The other day some people in my office were having a discussion, a small debate. I really didn’t care about the content of the discussion, but the tone in which one of the individuals spoke bothered me to no end. It’s gone around and around in my head to two days and has definitely colored my opinion of this person, even though they’ve never done anything to me and I’d never seem them do anything bad to anyone else. It was just the tone, and what it conveyed, such a strong opinion as clear as though the words were spoken even though they dare not be.
I have written diatribes in my mind about it, both in righteous indignation and friendly advice. I’m not going to write either version here. Instead, I’m thinking about why it bothers me so much, why I feel compelled to go on and on about it, even if only in my own head. Maybe if I had the guts to say something constructive…but I fear I have neither the courage nor the wisdom for that. So instead I just let it bug me and compose essays on the chalkboard of my brain. A good lesson in letting go, that.
So, I’m not even going to write about it, not really, not what I’ve been wanting to say for two days. That would be giving it power, giving it physical form, the very opposite of letting go. Instead, I’m going to mention that it was a good week.
My boss likes my work and so do I. I’m making good progress and learning all sorts of things. Did you know that even though gas prices quadrupled in the 70’s, people didn’t drive any less. Everyone blames the energy crises on the oil embargo, but years before there was an electricity shortage due to the proliferation of air conditioning. They could build and install air conditioners faster than they could build power plants and faster than they could dig the coal out of the ground.

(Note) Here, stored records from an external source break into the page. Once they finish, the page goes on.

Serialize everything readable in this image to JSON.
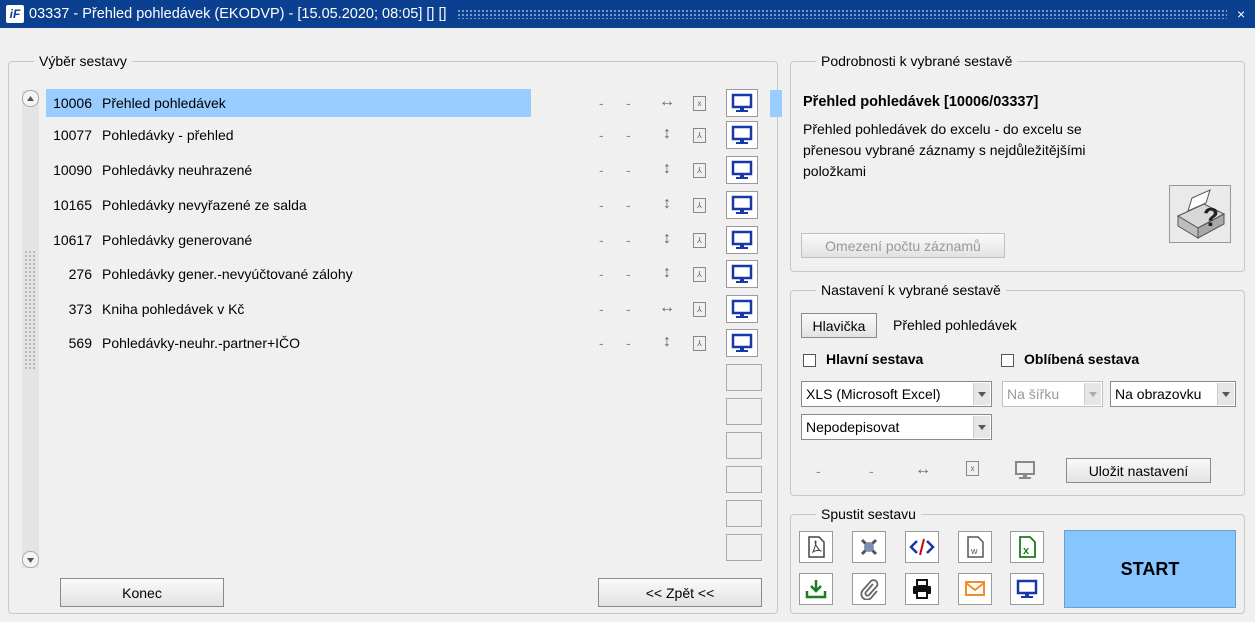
{
  "window": {
    "title": "03337 - Přehled pohledávek (EKODVP) - [15.05.2020; 08:05] [] []",
    "close_glyph": "×",
    "logo": "iF"
  },
  "left_group": {
    "legend": "Výběr sestavy"
  },
  "reports": [
    {
      "num": "10006",
      "name": "Přehled pohledávek",
      "d1": "-",
      "d2": "-",
      "arrow": "↔",
      "doc": "x"
    },
    {
      "num": "10077",
      "name": "Pohledávky - přehled",
      "d1": "-",
      "d2": "-",
      "arrow": "↕",
      "doc": "⅄"
    },
    {
      "num": "10090",
      "name": "Pohledávky neuhrazené",
      "d1": "-",
      "d2": "-",
      "arrow": "↕",
      "doc": "⅄"
    },
    {
      "num": "10165",
      "name": "Pohledávky nevyřazené ze salda",
      "d1": "-",
      "d2": "-",
      "arrow": "↕",
      "doc": "⅄"
    },
    {
      "num": "10617",
      "name": "Pohledávky generované",
      "d1": "-",
      "d2": "-",
      "arrow": "↕",
      "doc": "⅄"
    },
    {
      "num": "276",
      "name": "Pohledávky gener.-nevyúčtované zálohy",
      "d1": "-",
      "d2": "-",
      "arrow": "↕",
      "doc": "⅄"
    },
    {
      "num": "373",
      "name": "Kniha pohledávek v Kč",
      "d1": "-",
      "d2": "-",
      "arrow": "↔",
      "doc": "⅄"
    },
    {
      "num": "569",
      "name": "Pohledávky-neuhr.-partner+IČO",
      "d1": "-",
      "d2": "-",
      "arrow": "↕",
      "doc": "⅄"
    }
  ],
  "buttons": {
    "konec": "Konec",
    "zpet": "<< Zpět <<"
  },
  "details": {
    "legend": "Podrobnosti k vybrané sestavě",
    "title": "Přehled pohledávek [10006/03337]",
    "desc_l1": "Přehled pohledávek do excelu - do excelu se",
    "desc_l2": "přenesou vybrané záznamy s nejdůležitějšími",
    "desc_l3": "položkami",
    "limit_button": "Omezení počtu záznamů"
  },
  "settings": {
    "legend": "Nastavení k vybrané sestavě",
    "header_button": "Hlavička",
    "header_value": "Přehled pohledávek",
    "main_report_label": "Hlavní sestava",
    "favorite_label": "Oblíbená sestava",
    "format_select": "XLS (Microsoft Excel)",
    "orientation_select": "Na šířku",
    "output_select": "Na obrazovku",
    "sign_select": "Nepodepisovat",
    "d1": "-",
    "d2": "-",
    "arrow": "↔",
    "save_button": "Uložit nastavení"
  },
  "run": {
    "legend": "Spustit sestavu",
    "start": "START"
  },
  "colors": {
    "titlebar": "#0b3f8f",
    "selection": "#99ccff",
    "start": "#87c5ff",
    "monitor": "#1838a8"
  }
}
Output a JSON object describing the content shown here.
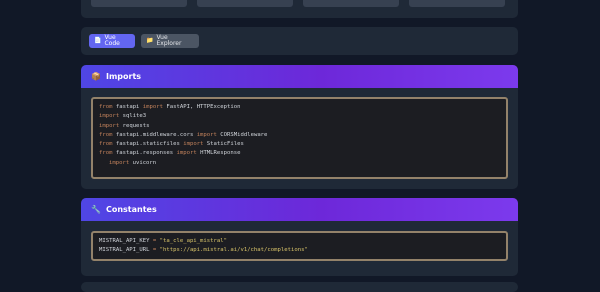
{
  "top_stubs": [
    {
      "label": ""
    },
    {
      "label": ""
    },
    {
      "label": ""
    },
    {
      "label": ""
    }
  ],
  "tabs": [
    {
      "icon": "document-icon",
      "label": "Vue Code",
      "active": true
    },
    {
      "icon": "folder-icon",
      "label": "Vue Explorer",
      "active": false
    }
  ],
  "sections": {
    "imports": {
      "icon": "package-icon",
      "title": "Imports",
      "lines": [
        {
          "kw1": "from",
          "mod": " fastapi ",
          "kw2": "import",
          "rest": " FastAPI, HTTPException"
        },
        {
          "kw1": "import",
          "mod": " sqlite3",
          "kw2": "",
          "rest": ""
        },
        {
          "kw1": "import",
          "mod": " requests",
          "kw2": "",
          "rest": ""
        },
        {
          "kw1": "from",
          "mod": " fastapi.middleware.cors ",
          "kw2": "import",
          "rest": " CORSMiddleware"
        },
        {
          "kw1": "from",
          "mod": " fastapi.staticfiles ",
          "kw2": "import",
          "rest": " StaticFiles"
        },
        {
          "kw1": "from",
          "mod": " fastapi.responses ",
          "kw2": "import",
          "rest": " HTMLResponse"
        },
        {
          "kw1": "import",
          "mod": " uvicorn",
          "kw2": "",
          "rest": ""
        }
      ]
    },
    "constants": {
      "icon": "wrench-icon",
      "title": "Constantes",
      "lines": [
        {
          "name": "MISTRAL_API_KEY ",
          "op": "=",
          "val": " \"ta_cle_api_mistral\""
        },
        {
          "name": "MISTRAL_API_URL ",
          "op": "=",
          "val": " \"https://api.mistral.ai/v1/chat/completions\""
        }
      ]
    }
  }
}
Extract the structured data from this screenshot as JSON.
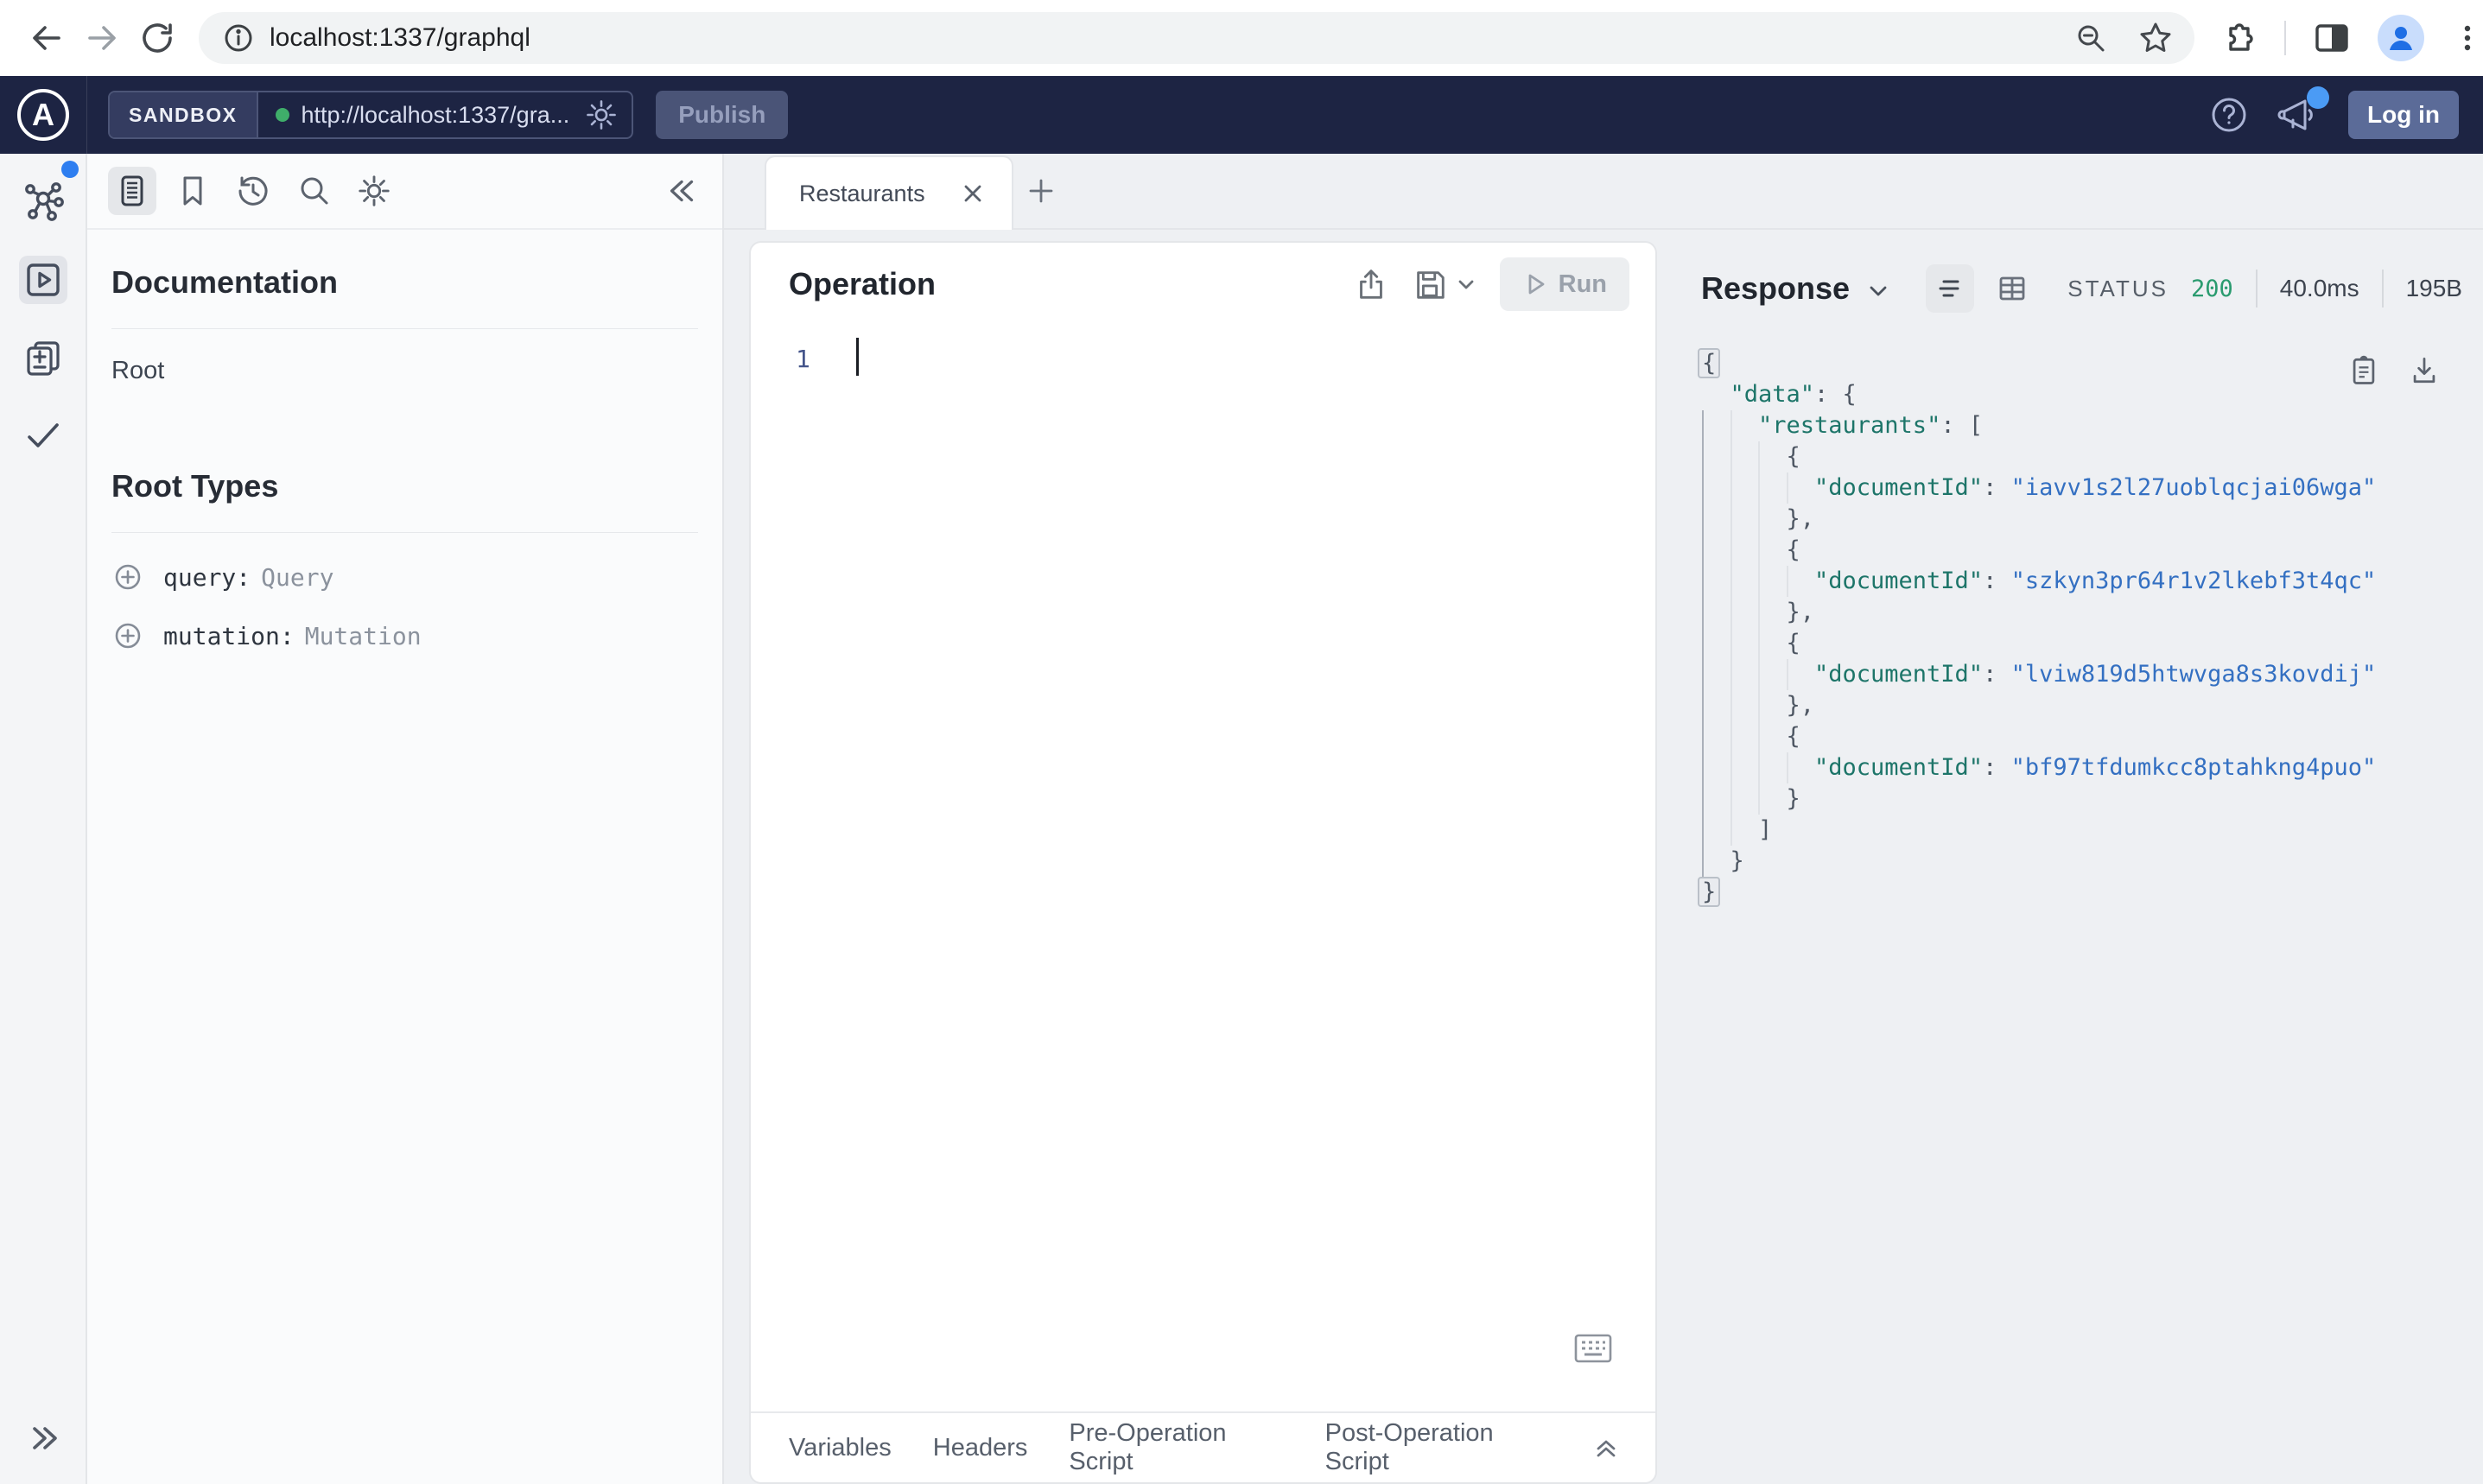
{
  "browser": {
    "url": "localhost:1337/graphql"
  },
  "apollo_header": {
    "logo_letter": "A",
    "env_label": "SANDBOX",
    "endpoint": "http://localhost:1337/gra...",
    "publish_label": "Publish",
    "login_label": "Log in"
  },
  "docs": {
    "title": "Documentation",
    "root_label": "Root",
    "root_types_title": "Root Types",
    "fields": [
      {
        "name": "query:",
        "type": "Query"
      },
      {
        "name": "mutation:",
        "type": "Mutation"
      }
    ]
  },
  "tabs": {
    "active_label": "Restaurants"
  },
  "operation": {
    "title": "Operation",
    "run_label": "Run",
    "line_number": "1"
  },
  "footer": {
    "tabs": [
      "Variables",
      "Headers",
      "Pre-Operation Script",
      "Post-Operation Script"
    ]
  },
  "response": {
    "title": "Response",
    "status_label": "STATUS",
    "status_code": "200",
    "duration": "40.0ms",
    "size": "195B",
    "json_lines": [
      [
        [
          "hb",
          "{"
        ]
      ],
      [
        [
          "i",
          "  "
        ],
        [
          "k",
          "\"data\""
        ],
        [
          "p",
          ": {"
        ]
      ],
      [
        [
          "i",
          "  "
        ],
        [
          "i",
          "  "
        ],
        [
          "k",
          "\"restaurants\""
        ],
        [
          "p",
          ": ["
        ]
      ],
      [
        [
          "i",
          "  "
        ],
        [
          "i",
          "  "
        ],
        [
          "i",
          "  "
        ],
        [
          "p",
          "{"
        ]
      ],
      [
        [
          "i",
          "  "
        ],
        [
          "i",
          "  "
        ],
        [
          "i",
          "  "
        ],
        [
          "i",
          "  "
        ],
        [
          "k",
          "\"documentId\""
        ],
        [
          "p",
          ": "
        ],
        [
          "v",
          "\"iavv1s2l27uoblqcjai06wga\""
        ]
      ],
      [
        [
          "i",
          "  "
        ],
        [
          "i",
          "  "
        ],
        [
          "i",
          "  "
        ],
        [
          "p",
          "},"
        ]
      ],
      [
        [
          "i",
          "  "
        ],
        [
          "i",
          "  "
        ],
        [
          "i",
          "  "
        ],
        [
          "p",
          "{"
        ]
      ],
      [
        [
          "i",
          "  "
        ],
        [
          "i",
          "  "
        ],
        [
          "i",
          "  "
        ],
        [
          "i",
          "  "
        ],
        [
          "k",
          "\"documentId\""
        ],
        [
          "p",
          ": "
        ],
        [
          "v",
          "\"szkyn3pr64r1v2lkebf3t4qc\""
        ]
      ],
      [
        [
          "i",
          "  "
        ],
        [
          "i",
          "  "
        ],
        [
          "i",
          "  "
        ],
        [
          "p",
          "},"
        ]
      ],
      [
        [
          "i",
          "  "
        ],
        [
          "i",
          "  "
        ],
        [
          "i",
          "  "
        ],
        [
          "p",
          "{"
        ]
      ],
      [
        [
          "i",
          "  "
        ],
        [
          "i",
          "  "
        ],
        [
          "i",
          "  "
        ],
        [
          "i",
          "  "
        ],
        [
          "k",
          "\"documentId\""
        ],
        [
          "p",
          ": "
        ],
        [
          "v",
          "\"lviw819d5htwvga8s3kovdij\""
        ]
      ],
      [
        [
          "i",
          "  "
        ],
        [
          "i",
          "  "
        ],
        [
          "i",
          "  "
        ],
        [
          "p",
          "},"
        ]
      ],
      [
        [
          "i",
          "  "
        ],
        [
          "i",
          "  "
        ],
        [
          "i",
          "  "
        ],
        [
          "p",
          "{"
        ]
      ],
      [
        [
          "i",
          "  "
        ],
        [
          "i",
          "  "
        ],
        [
          "i",
          "  "
        ],
        [
          "i",
          "  "
        ],
        [
          "k",
          "\"documentId\""
        ],
        [
          "p",
          ": "
        ],
        [
          "v",
          "\"bf97tfdumkcc8ptahkng4puo\""
        ]
      ],
      [
        [
          "i",
          "  "
        ],
        [
          "i",
          "  "
        ],
        [
          "i",
          "  "
        ],
        [
          "p",
          "}"
        ]
      ],
      [
        [
          "i",
          "  "
        ],
        [
          "i",
          "  "
        ],
        [
          "p",
          "]"
        ]
      ],
      [
        [
          "i",
          "  "
        ],
        [
          "p",
          "}"
        ]
      ],
      [
        [
          "hb",
          "}"
        ]
      ]
    ]
  },
  "colors": {
    "status_green": "#2a9b6f",
    "key_teal": "#1d7569",
    "value_blue": "#3470c2",
    "header_navy": "#1d2443",
    "accent_blue": "#2e7ef0"
  }
}
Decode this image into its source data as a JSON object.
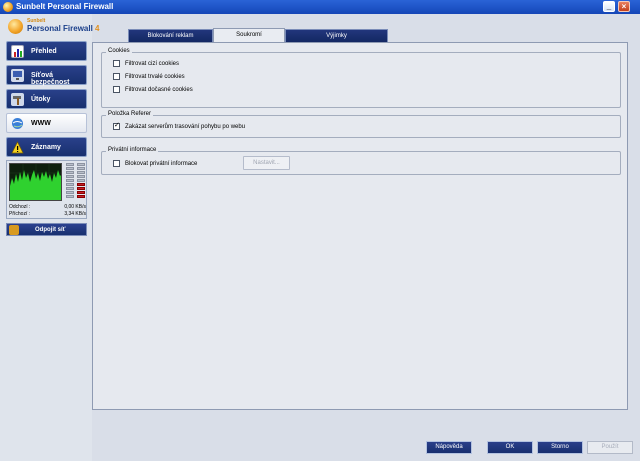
{
  "window": {
    "title": "Sunbelt Personal Firewall"
  },
  "logo": {
    "brand": "Sunbelt",
    "product": "Personal Firewall",
    "version": "4"
  },
  "nav": [
    {
      "label": "Přehled",
      "icon": "chart-icon"
    },
    {
      "label": "Síťová bezpečnost",
      "icon": "network-icon"
    },
    {
      "label": "Útoky",
      "icon": "hammer-icon"
    },
    {
      "label": "WWW",
      "icon": "globe-icon"
    },
    {
      "label": "Záznamy",
      "icon": "warning-icon"
    }
  ],
  "monitor": {
    "outgoing_label": "Odchozí :",
    "outgoing_value": "0,00 KB/s",
    "incoming_label": "Příchozí :",
    "incoming_value": "3,34 KB/s"
  },
  "disconnect_label": "Odpojit síť",
  "tabs": [
    {
      "label": "Blokování reklam",
      "active": false
    },
    {
      "label": "Soukromí",
      "active": true
    },
    {
      "label": "Výjimky",
      "active": false
    }
  ],
  "cookies": {
    "title": "Cookies",
    "options": [
      {
        "label": "Filtrovat cizí cookies",
        "checked": false
      },
      {
        "label": "Filtrovat trvalé cookies",
        "checked": false
      },
      {
        "label": "Filtrovat dočasné cookies",
        "checked": false
      }
    ]
  },
  "referer": {
    "title": "Položka Referer",
    "options": [
      {
        "label": "Zakázat serverům trasování pohybu po webu",
        "checked": true
      }
    ]
  },
  "private": {
    "title": "Privátní informace",
    "option_label": "Blokovat privátní informace",
    "checked": false,
    "settings_button": "Nastavit..."
  },
  "buttons": {
    "help": "Nápověda",
    "ok": "OK",
    "cancel": "Storno",
    "apply": "Použít"
  },
  "colors": {
    "nav_dark": "#1c3477",
    "accent_orange": "#f0a020",
    "graph_green": "#2fd12f"
  }
}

The Atomic Energy Agency actually stopped uranium enrichment in 1970 because the enrichment plants used coal and the power plants were running out. Crazy.
The BBC came to our office this week and did some filling as part of a bit about RMI. They filmed our carpet and our skylights and our waterless urinal. They were flying up to Snowmass the next day to interview the big chief. I wonder if the British like American accents as much as we like British accents?
I think that’s a much more useful thing to spend two days pondering, all things considering.